AMY GOODMAN: In a moment, we’re going to be speaking with Alex Vitale, author of The End of Policing, but I wanted to ask you, Linda, about the 35-year-old African American man in Jamel Floyd — another Mr. Floyd — who died after being pepper-sprayed by guards inside the Metropolitan Detention Center. Floyd had been held at the Brooklyn jail since October 2019. His family said he was asthmatic. On Thursday, protesters gathered outside the MDC to demand justice for Floyd. Inside, prisoners knocked on their walls in solidarity. This is Floyd’s father, James Floyd, speaking at the protest.
JAMES FLOYD: They claim he had a heart attack. They lied. They all lie. The truth will come out! The truth will show!
AMY GOODMAN: Can you tell us, Linda — I mean, you have been marching, from Minneapolis to Louisville, now here in New York. You’ve been involved with this, protesting this case. We just have 30 seconds, but if you can tell us what happened to Jamel Floyd?
LINDA SARSOUR: I have been in touch with the family and working with them. This is a 35-year-old man who was about to be released from prison very soon. MDC is for people who are pretrial or about to be released, so they are not a threat. They are about to go home. He was pepper-sprayed in his cell, where he was not a threat to any other inmate. And so, we are outraged at MDC.
And I want people to remember, as we say, “End police brutality,” as we talk about Black Lives Matter, that also incarcerated Black lives matter. And that means that we fight also the systems of incarceration that also kill our brothers and sisters inside.
So, this case is ongoing. We’re demanding investigations, and we’re demanding the firing of the corrections officers who pepper-sprayed Mr. Floyd. He left behind a wife, a mother, a father, siblings, a 14-year-old daughter, who was actually about to celebrate her 14th birthday with her father upon his release. So it is a very sad case, and it should never have happened. And we need New York City to also focus not only on our brother George Floyd, but also on justice for Jamel Floyd.
AMY GOODMAN: We want to thank you for being with us, Linda Sarsour, co-founder of Until Freedom; Mychal Denzel Smith, author of Invisible Man, Got the Whole World Watching: A Young Black Man’s Education.

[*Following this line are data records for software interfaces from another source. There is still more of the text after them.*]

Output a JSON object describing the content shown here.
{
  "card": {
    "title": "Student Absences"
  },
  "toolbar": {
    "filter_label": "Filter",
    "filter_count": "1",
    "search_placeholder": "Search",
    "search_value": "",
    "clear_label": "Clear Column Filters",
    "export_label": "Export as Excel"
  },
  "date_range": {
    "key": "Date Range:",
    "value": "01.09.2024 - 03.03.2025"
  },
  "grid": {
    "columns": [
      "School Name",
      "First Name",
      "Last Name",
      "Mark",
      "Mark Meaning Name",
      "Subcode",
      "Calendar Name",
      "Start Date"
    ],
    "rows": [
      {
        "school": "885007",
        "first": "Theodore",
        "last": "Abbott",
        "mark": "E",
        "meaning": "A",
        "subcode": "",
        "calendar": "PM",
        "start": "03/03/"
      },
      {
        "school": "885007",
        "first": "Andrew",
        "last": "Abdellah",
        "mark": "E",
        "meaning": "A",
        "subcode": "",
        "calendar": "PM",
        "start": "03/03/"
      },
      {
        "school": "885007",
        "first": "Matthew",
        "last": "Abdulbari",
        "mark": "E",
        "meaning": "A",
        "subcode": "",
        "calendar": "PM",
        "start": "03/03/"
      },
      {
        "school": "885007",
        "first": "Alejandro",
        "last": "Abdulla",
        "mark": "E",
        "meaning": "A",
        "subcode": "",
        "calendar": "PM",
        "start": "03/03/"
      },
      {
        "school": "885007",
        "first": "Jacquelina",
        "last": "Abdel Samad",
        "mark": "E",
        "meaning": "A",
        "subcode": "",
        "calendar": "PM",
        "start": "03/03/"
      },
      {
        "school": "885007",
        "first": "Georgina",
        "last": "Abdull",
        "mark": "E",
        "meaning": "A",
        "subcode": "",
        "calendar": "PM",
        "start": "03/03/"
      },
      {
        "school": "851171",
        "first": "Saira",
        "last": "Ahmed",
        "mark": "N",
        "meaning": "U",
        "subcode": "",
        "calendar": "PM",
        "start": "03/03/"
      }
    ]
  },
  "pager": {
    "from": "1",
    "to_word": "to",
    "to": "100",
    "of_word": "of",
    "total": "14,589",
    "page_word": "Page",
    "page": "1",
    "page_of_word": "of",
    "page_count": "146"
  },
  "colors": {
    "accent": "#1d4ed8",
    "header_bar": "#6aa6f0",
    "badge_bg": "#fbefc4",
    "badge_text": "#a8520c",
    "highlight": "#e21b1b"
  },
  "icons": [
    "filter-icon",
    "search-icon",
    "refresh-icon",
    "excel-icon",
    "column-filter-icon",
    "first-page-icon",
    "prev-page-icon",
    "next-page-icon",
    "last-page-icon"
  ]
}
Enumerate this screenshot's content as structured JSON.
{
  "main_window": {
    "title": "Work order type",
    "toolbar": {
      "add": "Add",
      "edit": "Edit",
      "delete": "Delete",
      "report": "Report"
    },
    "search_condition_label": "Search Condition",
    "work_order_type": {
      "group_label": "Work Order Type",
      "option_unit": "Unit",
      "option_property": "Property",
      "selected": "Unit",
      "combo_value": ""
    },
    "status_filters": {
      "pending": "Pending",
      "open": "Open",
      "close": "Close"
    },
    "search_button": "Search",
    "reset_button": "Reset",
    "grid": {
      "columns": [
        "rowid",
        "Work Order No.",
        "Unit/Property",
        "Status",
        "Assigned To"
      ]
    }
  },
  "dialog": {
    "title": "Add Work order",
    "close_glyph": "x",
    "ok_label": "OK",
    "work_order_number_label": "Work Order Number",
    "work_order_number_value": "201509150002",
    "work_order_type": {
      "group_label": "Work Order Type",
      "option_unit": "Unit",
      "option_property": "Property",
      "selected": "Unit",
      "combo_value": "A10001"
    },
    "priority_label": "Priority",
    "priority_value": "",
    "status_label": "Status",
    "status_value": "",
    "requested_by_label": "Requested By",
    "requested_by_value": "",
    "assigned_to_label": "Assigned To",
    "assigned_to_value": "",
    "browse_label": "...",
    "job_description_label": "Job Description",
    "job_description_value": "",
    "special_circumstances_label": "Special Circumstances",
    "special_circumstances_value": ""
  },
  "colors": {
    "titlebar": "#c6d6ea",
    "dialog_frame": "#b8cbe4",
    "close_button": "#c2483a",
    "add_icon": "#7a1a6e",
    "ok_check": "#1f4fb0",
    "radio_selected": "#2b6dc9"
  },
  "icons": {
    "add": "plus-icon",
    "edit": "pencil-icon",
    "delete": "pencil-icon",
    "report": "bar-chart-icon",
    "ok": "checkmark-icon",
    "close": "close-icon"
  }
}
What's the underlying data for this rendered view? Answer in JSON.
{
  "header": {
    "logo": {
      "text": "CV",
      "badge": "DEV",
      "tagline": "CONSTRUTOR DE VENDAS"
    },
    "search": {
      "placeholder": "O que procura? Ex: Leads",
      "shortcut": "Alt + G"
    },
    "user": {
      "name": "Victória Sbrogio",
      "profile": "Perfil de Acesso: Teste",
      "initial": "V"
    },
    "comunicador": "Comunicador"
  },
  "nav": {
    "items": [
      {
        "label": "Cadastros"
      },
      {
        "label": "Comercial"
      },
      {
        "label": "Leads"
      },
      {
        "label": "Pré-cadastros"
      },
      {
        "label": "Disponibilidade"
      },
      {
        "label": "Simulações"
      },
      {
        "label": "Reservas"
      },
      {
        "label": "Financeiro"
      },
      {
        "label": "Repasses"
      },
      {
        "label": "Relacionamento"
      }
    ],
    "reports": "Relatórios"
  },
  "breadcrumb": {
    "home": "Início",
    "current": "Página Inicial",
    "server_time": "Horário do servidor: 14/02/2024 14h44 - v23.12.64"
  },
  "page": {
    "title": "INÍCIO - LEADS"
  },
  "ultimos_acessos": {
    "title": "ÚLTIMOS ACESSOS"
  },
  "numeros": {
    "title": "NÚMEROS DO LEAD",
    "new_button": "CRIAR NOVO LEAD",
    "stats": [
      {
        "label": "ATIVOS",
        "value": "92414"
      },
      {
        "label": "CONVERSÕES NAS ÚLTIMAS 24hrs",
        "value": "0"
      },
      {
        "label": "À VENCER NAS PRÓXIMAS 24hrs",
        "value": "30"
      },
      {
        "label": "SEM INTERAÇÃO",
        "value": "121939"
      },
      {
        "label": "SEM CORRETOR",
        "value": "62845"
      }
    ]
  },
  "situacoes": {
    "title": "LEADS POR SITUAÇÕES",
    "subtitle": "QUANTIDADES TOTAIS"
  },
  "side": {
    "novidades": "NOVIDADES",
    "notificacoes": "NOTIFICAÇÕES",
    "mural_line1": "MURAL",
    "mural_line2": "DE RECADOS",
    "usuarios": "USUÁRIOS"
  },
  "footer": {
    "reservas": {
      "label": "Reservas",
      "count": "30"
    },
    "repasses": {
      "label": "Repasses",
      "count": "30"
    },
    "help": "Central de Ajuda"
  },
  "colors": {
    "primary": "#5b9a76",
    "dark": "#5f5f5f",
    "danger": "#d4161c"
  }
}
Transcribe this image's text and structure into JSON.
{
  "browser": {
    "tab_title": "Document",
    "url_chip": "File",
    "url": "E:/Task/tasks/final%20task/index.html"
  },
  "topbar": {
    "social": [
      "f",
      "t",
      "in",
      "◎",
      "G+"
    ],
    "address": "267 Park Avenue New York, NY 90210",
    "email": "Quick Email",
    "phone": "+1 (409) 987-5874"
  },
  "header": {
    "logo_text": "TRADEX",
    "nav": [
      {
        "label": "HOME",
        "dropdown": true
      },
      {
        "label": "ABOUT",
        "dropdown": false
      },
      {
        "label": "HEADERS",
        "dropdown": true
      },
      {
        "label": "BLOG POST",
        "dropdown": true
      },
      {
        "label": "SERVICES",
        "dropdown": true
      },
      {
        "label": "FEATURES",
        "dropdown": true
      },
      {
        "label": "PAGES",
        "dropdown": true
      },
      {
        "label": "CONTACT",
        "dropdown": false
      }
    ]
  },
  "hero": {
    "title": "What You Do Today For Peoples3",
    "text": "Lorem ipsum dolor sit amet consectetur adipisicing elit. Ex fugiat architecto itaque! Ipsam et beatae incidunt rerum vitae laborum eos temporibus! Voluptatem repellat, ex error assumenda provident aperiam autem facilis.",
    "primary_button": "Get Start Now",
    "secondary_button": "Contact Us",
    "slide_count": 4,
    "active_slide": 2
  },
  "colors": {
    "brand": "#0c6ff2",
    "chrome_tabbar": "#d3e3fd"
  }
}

When we come back, we’ll speak with professor Alex Vitale, author of The End of Policing. We’ll be back in 30 seconds.